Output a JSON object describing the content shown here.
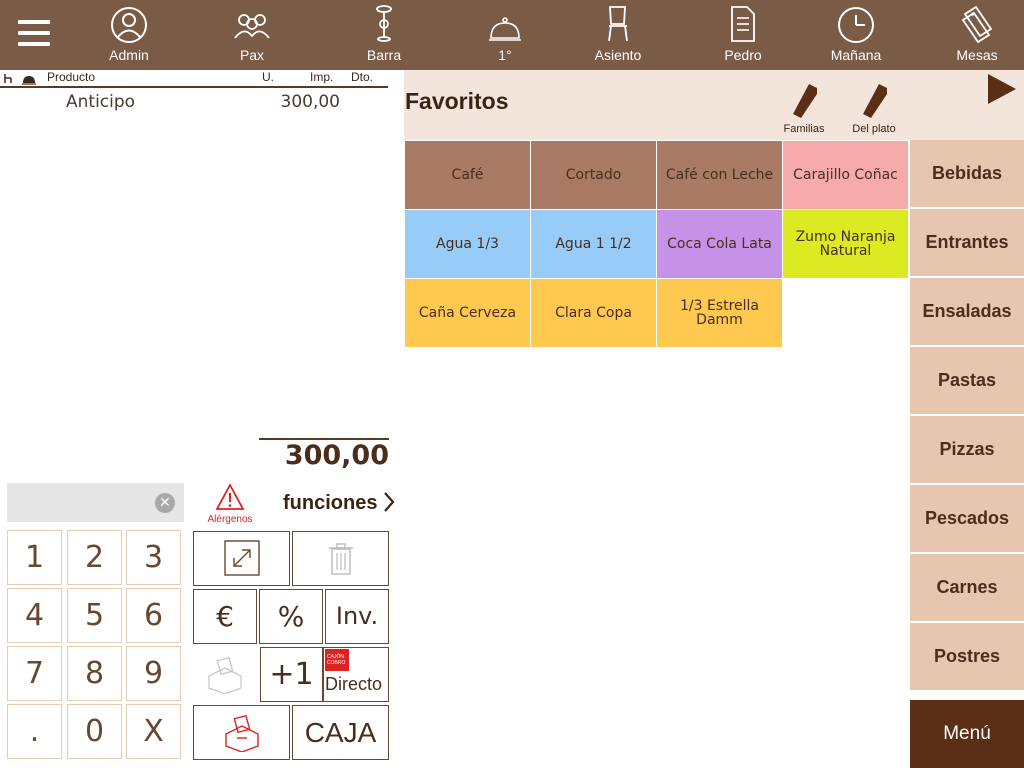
{
  "topbar": {
    "items": [
      {
        "label": "Admin",
        "icon": "user-icon"
      },
      {
        "label": "Pax",
        "icon": "people-icon"
      },
      {
        "label": "Barra",
        "icon": "bar-stool-icon"
      },
      {
        "label": "1°",
        "icon": "cloche-icon"
      },
      {
        "label": "Asiento",
        "icon": "chair-icon"
      },
      {
        "label": "Pedro",
        "icon": "waiter-document-icon"
      },
      {
        "label": "Mañana",
        "icon": "clock-icon"
      },
      {
        "label": "Mesas",
        "icon": "tags-icon"
      }
    ]
  },
  "ticket": {
    "headers": {
      "producto": "Producto",
      "unidades": "U.",
      "importe": "Imp.",
      "descuento": "Dto."
    },
    "lines": [
      {
        "producto": "Anticipo",
        "importe": "300,00"
      }
    ],
    "total": "300,00"
  },
  "keypad": {
    "display_value": "",
    "clear_icon": "⊗",
    "keys": [
      "1",
      "2",
      "3",
      "4",
      "5",
      "6",
      "7",
      "8",
      "9",
      ".",
      "0",
      "X"
    ]
  },
  "functions": {
    "alergenos_label": "Alérgenos",
    "funciones_label": "funciones",
    "euro_label": "€",
    "percent_label": "%",
    "inv_label": "Inv.",
    "plus_one_label": "+1",
    "directo_label": "Directo",
    "directo_badge": "CAJÓN COBRO",
    "caja_label": "CAJA"
  },
  "favorites": {
    "title": "Favoritos",
    "familias_label": "Familias",
    "del_plato_label": "Del plato",
    "colors": {
      "brown": "#a97b64",
      "pink": "#f7aaaa",
      "blue": "#96ccf7",
      "purple": "#c592e8",
      "lime": "#dcea24",
      "yellow": "#fec94e"
    },
    "products": [
      {
        "name": "Café",
        "color": "#a97b64"
      },
      {
        "name": "Cortado",
        "color": "#a97b64"
      },
      {
        "name": "Café con Leche",
        "color": "#a97b64"
      },
      {
        "name": "Carajillo Coñac",
        "color": "#f7aaaa"
      },
      {
        "name": "Agua 1/3",
        "color": "#96ccf7"
      },
      {
        "name": "Agua 1 1/2",
        "color": "#96ccf7"
      },
      {
        "name": "Coca Cola Lata",
        "color": "#c592e8"
      },
      {
        "name": "Zumo Naranja Natural",
        "color": "#dcea24"
      },
      {
        "name": "Caña Cerveza",
        "color": "#fec94e"
      },
      {
        "name": "Clara Copa",
        "color": "#fec94e"
      },
      {
        "name": "1/3 Estrella Damm",
        "color": "#fec94e"
      }
    ]
  },
  "categories": [
    "Bebidas",
    "Entrantes",
    "Ensaladas",
    "Pastas",
    "Pizzas",
    "Pescados",
    "Carnes",
    "Postres"
  ],
  "menu_label": "Menú"
}
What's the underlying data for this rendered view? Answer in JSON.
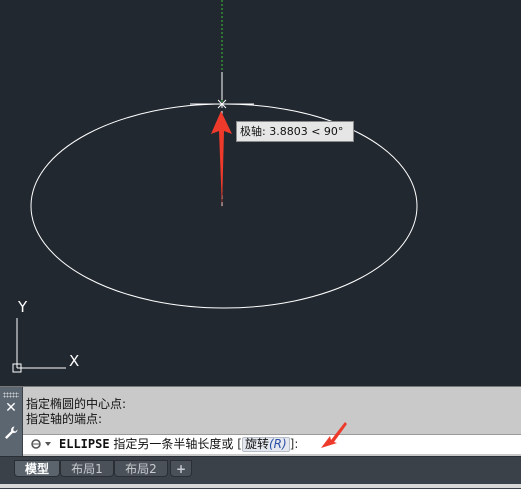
{
  "tooltip": {
    "text": "极轴: 3.8803 < 90°"
  },
  "ucs": {
    "y_label": "Y",
    "x_label": "X"
  },
  "command": {
    "history": [
      "指定椭圆的中心点:",
      "指定轴的端点:"
    ],
    "name": "ELLIPSE",
    "prompt": "指定另一条半轴长度或",
    "bracket_open": "[",
    "option_label": "旋转",
    "option_key": "(R)",
    "bracket_close": "]:"
  },
  "tabs": [
    {
      "label": "模型",
      "active": true
    },
    {
      "label": "布局1",
      "active": false
    },
    {
      "label": "布局2",
      "active": false
    },
    {
      "label": "+",
      "active": false
    }
  ],
  "colors": {
    "canvas": "#212830",
    "annotation_arrow": "#ee3a2a",
    "tracking_line": "#3fbf3f"
  },
  "icons": {
    "close": "close-icon",
    "customize": "wrench-icon",
    "prompt": "command-prompt-icon"
  }
}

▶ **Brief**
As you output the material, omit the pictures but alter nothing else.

▶ **Answer box**
Output a JSON object describing the content shown here.
{
  "topbar": {
    "items": [
      {
        "label": "Admin",
        "icon": "user-icon"
      },
      {
        "label": "Pax",
        "icon": "people-icon"
      },
      {
        "label": "Barra",
        "icon": "bar-stool-icon"
      },
      {
        "label": "1°",
        "icon": "cloche-icon"
      },
      {
        "label": "Asiento",
        "icon": "chair-icon"
      },
      {
        "label": "Pedro",
        "icon": "waiter-document-icon"
      },
      {
        "label": "Mañana",
        "icon": "clock-icon"
      },
      {
        "label": "Mesas",
        "icon": "tags-icon"
      }
    ]
  },
  "ticket": {
    "headers": {
      "producto": "Producto",
      "unidades": "U.",
      "importe": "Imp.",
      "descuento": "Dto."
    },
    "lines": [
      {
        "producto": "Anticipo",
        "importe": "300,00"
      }
    ],
    "total": "300,00"
  },
  "keypad": {
    "display_value": "",
    "clear_icon": "⊗",
    "keys": [
      "1",
      "2",
      "3",
      "4",
      "5",
      "6",
      "7",
      "8",
      "9",
      ".",
      "0",
      "X"
    ]
  },
  "functions": {
    "alergenos_label": "Alérgenos",
    "funciones_label": "funciones",
    "euro_label": "€",
    "percent_label": "%",
    "inv_label": "Inv.",
    "plus_one_label": "+1",
    "directo_label": "Directo",
    "directo_badge": "CAJÓN COBRO",
    "caja_label": "CAJA"
  },
  "favorites": {
    "title": "Favoritos",
    "familias_label": "Familias",
    "del_plato_label": "Del plato",
    "colors": {
      "brown": "#a97b64",
      "pink": "#f7aaaa",
      "blue": "#96ccf7",
      "purple": "#c592e8",
      "lime": "#dcea24",
      "yellow": "#fec94e"
    },
    "products": [
      {
        "name": "Café",
        "color": "#a97b64"
      },
      {
        "name": "Cortado",
        "color": "#a97b64"
      },
      {
        "name": "Café con Leche",
        "color": "#a97b64"
      },
      {
        "name": "Carajillo Coñac",
        "color": "#f7aaaa"
      },
      {
        "name": "Agua 1/3",
        "color": "#96ccf7"
      },
      {
        "name": "Agua 1 1/2",
        "color": "#96ccf7"
      },
      {
        "name": "Coca Cola Lata",
        "color": "#c592e8"
      },
      {
        "name": "Zumo Naranja Natural",
        "color": "#dcea24"
      },
      {
        "name": "Caña Cerveza",
        "color": "#fec94e"
      },
      {
        "name": "Clara Copa",
        "color": "#fec94e"
      },
      {
        "name": "1/3 Estrella Damm",
        "color": "#fec94e"
      }
    ]
  },
  "categories": [
    "Bebidas",
    "Entrantes",
    "Ensaladas",
    "Pastas",
    "Pizzas",
    "Pescados",
    "Carnes",
    "Postres"
  ],
  "menu_label": "Menú"
}
What's the underlying data for this rendered view? Answer in JSON.
{
  "tooltip": {
    "text": "极轴: 3.8803 < 90°"
  },
  "ucs": {
    "y_label": "Y",
    "x_label": "X"
  },
  "command": {
    "history": [
      "指定椭圆的中心点:",
      "指定轴的端点:"
    ],
    "name": "ELLIPSE",
    "prompt": "指定另一条半轴长度或",
    "bracket_open": "[",
    "option_label": "旋转",
    "option_key": "(R)",
    "bracket_close": "]:"
  },
  "tabs": [
    {
      "label": "模型",
      "active": true
    },
    {
      "label": "布局1",
      "active": false
    },
    {
      "label": "布局2",
      "active": false
    },
    {
      "label": "+",
      "active": false
    }
  ],
  "colors": {
    "canvas": "#212830",
    "annotation_arrow": "#ee3a2a",
    "tracking_line": "#3fbf3f"
  },
  "icons": {
    "close": "close-icon",
    "customize": "wrench-icon",
    "prompt": "command-prompt-icon"
  }
}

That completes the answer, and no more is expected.